In the old paradigm, I select the best talents. In the new paradigm, I believe (or co-create) the best candidates. I think the key lies in generating learn-learn experiences (in which everyone learns). The people who haven’t been selected will value those who made an effort to get to know them. They will achieve a positive experience, which will be reflected in beneficial word of mouth. They will recognize those who treated them as people and who gave them tools to improve their lives. This kind of experience creates enthusiasm and excitement. The company not only gains a better reputation but also better candidates for its searches. You will achieve one of the most important goals: desire. Through desire, you will find better candidates.
Employees are people, candidates are CVs

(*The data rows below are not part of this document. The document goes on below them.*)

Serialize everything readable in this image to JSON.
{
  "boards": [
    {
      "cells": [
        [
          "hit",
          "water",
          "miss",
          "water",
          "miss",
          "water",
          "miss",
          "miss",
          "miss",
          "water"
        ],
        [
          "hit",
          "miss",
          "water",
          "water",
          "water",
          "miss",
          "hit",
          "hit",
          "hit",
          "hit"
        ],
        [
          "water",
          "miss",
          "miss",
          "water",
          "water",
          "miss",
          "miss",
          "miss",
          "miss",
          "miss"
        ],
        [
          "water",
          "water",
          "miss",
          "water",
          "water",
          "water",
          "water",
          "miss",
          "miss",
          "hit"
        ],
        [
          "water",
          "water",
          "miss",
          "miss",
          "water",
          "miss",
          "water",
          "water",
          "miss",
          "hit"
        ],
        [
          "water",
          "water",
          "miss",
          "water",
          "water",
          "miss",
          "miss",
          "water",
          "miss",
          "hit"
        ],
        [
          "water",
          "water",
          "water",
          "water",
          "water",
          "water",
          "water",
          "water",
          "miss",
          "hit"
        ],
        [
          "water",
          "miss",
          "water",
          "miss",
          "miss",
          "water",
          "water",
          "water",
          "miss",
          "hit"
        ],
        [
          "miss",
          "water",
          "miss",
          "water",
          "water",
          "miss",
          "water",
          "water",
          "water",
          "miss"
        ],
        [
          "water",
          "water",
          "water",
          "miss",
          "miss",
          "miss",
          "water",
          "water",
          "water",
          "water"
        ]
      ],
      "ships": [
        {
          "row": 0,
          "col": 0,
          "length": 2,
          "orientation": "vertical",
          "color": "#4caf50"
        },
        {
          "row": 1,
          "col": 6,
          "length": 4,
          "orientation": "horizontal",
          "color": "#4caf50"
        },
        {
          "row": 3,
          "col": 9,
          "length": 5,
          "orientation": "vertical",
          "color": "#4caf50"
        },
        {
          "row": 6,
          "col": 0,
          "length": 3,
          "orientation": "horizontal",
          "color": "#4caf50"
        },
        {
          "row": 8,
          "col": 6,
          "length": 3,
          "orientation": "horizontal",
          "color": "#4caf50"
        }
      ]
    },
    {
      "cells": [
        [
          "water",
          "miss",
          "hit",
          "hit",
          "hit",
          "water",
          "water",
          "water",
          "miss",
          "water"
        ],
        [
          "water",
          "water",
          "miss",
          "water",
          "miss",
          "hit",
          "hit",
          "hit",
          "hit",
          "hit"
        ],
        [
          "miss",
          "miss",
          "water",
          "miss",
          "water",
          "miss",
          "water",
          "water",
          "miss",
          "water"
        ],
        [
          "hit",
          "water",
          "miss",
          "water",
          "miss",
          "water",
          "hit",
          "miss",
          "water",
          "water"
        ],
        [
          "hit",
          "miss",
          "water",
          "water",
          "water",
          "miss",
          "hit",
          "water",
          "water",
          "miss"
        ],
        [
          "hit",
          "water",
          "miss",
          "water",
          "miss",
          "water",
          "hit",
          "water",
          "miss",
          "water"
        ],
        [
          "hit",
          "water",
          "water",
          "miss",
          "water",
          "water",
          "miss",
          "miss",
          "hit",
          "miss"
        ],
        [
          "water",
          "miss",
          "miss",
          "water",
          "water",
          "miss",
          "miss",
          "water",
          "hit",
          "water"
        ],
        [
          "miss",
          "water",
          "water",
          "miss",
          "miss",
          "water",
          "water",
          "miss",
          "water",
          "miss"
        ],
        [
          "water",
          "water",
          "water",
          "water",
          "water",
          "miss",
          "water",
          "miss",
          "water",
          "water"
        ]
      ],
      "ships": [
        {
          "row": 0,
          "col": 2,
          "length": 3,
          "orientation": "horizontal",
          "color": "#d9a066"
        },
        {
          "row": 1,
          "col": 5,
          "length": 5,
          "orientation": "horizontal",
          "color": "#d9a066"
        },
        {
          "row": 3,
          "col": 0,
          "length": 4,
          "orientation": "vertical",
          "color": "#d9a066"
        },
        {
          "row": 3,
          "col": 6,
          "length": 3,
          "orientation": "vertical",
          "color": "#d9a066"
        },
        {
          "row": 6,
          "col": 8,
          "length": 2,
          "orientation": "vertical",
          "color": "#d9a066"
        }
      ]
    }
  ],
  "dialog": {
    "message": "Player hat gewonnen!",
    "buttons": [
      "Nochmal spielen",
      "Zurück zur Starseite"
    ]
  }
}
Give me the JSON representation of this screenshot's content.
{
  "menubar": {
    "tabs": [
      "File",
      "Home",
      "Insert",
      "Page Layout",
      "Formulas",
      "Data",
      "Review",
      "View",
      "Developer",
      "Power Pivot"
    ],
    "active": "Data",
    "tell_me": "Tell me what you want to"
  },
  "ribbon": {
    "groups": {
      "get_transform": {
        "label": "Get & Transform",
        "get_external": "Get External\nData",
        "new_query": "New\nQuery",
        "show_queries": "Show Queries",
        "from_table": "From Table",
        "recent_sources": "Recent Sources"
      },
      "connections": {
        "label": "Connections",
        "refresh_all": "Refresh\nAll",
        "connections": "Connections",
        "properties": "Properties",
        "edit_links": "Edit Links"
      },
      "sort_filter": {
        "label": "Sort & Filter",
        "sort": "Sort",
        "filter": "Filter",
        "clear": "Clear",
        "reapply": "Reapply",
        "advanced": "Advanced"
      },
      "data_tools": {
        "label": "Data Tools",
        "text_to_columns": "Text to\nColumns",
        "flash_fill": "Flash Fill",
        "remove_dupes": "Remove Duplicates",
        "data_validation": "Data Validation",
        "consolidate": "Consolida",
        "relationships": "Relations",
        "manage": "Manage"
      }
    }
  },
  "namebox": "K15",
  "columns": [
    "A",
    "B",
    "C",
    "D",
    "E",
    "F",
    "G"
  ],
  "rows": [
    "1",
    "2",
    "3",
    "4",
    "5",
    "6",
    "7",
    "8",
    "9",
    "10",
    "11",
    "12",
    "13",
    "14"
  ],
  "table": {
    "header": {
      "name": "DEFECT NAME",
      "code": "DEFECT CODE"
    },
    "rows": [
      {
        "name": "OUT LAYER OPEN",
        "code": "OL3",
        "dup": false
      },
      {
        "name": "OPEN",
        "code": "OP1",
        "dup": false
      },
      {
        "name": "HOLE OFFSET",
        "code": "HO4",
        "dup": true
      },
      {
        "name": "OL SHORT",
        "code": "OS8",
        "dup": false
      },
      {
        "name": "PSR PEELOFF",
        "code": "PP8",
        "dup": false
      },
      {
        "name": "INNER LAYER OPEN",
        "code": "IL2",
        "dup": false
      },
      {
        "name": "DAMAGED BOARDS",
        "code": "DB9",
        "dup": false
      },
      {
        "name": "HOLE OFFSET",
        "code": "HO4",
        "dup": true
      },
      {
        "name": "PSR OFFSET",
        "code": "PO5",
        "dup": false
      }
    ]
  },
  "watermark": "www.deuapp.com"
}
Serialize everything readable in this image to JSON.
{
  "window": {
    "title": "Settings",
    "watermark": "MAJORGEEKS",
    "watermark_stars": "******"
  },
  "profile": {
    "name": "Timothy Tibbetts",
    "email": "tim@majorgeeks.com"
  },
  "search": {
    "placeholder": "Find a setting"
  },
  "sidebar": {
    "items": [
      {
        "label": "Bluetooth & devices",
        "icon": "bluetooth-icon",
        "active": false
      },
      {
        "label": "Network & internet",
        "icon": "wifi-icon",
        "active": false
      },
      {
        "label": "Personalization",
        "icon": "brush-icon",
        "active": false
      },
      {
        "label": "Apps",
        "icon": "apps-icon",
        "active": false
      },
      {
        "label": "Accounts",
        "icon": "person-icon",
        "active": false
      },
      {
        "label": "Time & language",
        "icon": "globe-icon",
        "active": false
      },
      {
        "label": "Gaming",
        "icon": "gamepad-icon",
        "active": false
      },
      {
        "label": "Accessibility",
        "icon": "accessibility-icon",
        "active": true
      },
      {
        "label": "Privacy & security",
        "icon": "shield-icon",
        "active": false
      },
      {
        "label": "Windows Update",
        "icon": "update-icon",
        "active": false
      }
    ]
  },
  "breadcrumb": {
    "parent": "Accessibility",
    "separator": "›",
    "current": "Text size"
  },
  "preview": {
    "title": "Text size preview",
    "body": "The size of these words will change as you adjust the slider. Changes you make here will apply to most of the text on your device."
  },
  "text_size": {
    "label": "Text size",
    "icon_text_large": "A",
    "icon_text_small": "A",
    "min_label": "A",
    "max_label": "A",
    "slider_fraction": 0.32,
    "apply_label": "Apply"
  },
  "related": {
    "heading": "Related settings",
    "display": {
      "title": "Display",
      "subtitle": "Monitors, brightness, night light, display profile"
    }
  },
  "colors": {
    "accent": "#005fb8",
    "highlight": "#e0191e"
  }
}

It’s a Match! is much more present inward than outward. It’s amazing how companies have evolved in dealing with employees. Benefit programs are a great example of this. Companies, in general, already realize that it is necessary to balance work with the rest of one’s life, and they offer different ways to do this. The possibility of setting up a home office, and not as a favor but as a mutual benefit, is a win-win. Companies are loosening up their dress codes and providing unique diversity practices. The idea is to make the employee feel good as a person. This is of mutual benefit. Inside, companies’ methods show that an employee is more than his/her CV. Outside, myopia continues to reign.
Differences in brief
It’s no longer about selection, but about mutual choice.
In the old paradigm, talents competed for positions.
In the new paradigm, companies also compete for candidates.
Self-centered companies should stop looking at their navels.
In the old paradigm, companies spoke in a hard tone.
In the new paradigm, companies speak softly.
We don’t detect profiles, we discover people.
In the old paradigm, a candidate was liable to cut himself in a CV.
In the new paradigm, the candidate wants to be valued beyond his/her CV, as a whole person, with work being only part of his/her life.
All caps have a prize.
In the old paradigm, everyone competed for a bigger prize (the car, the trip) and “continue participating” was the norm.
In the new paradigm, everyone has a positive experience.
Transparency distributes power.
In the old paradigm, the candidates didn’t know with whom they competed, or what the process was like. Sometimes they didn’t even know the name of the company.
In the new paradigm, adequate information helps with decision-making on both sides.
We take advantage of communications.
In the old paradigm, the development of communications was a challenge to regular procedures.
In the new paradigm, it’s a huge opportunity.
About the Author
Carolina Borrachia is an expert in Employer Branding as well as a lecturer, university professor and author. Her first 10 years of experience were focused on the development of Talent Attraction Campaigns (Young Professionals and Interns) and Social Networks for Employer Brands with exclusivity for her client, Unilever Latam, a company that she regards as having trained her in this discipline. Carolina is CEO of Combo Employer Branding and is consulted by clients throughout Latam for her unique experience with more than 200 Employer Branding projects for leading employer brands. She recently developed the First Employer Brand Executive Program in Latin America. firstname.lastname@example.org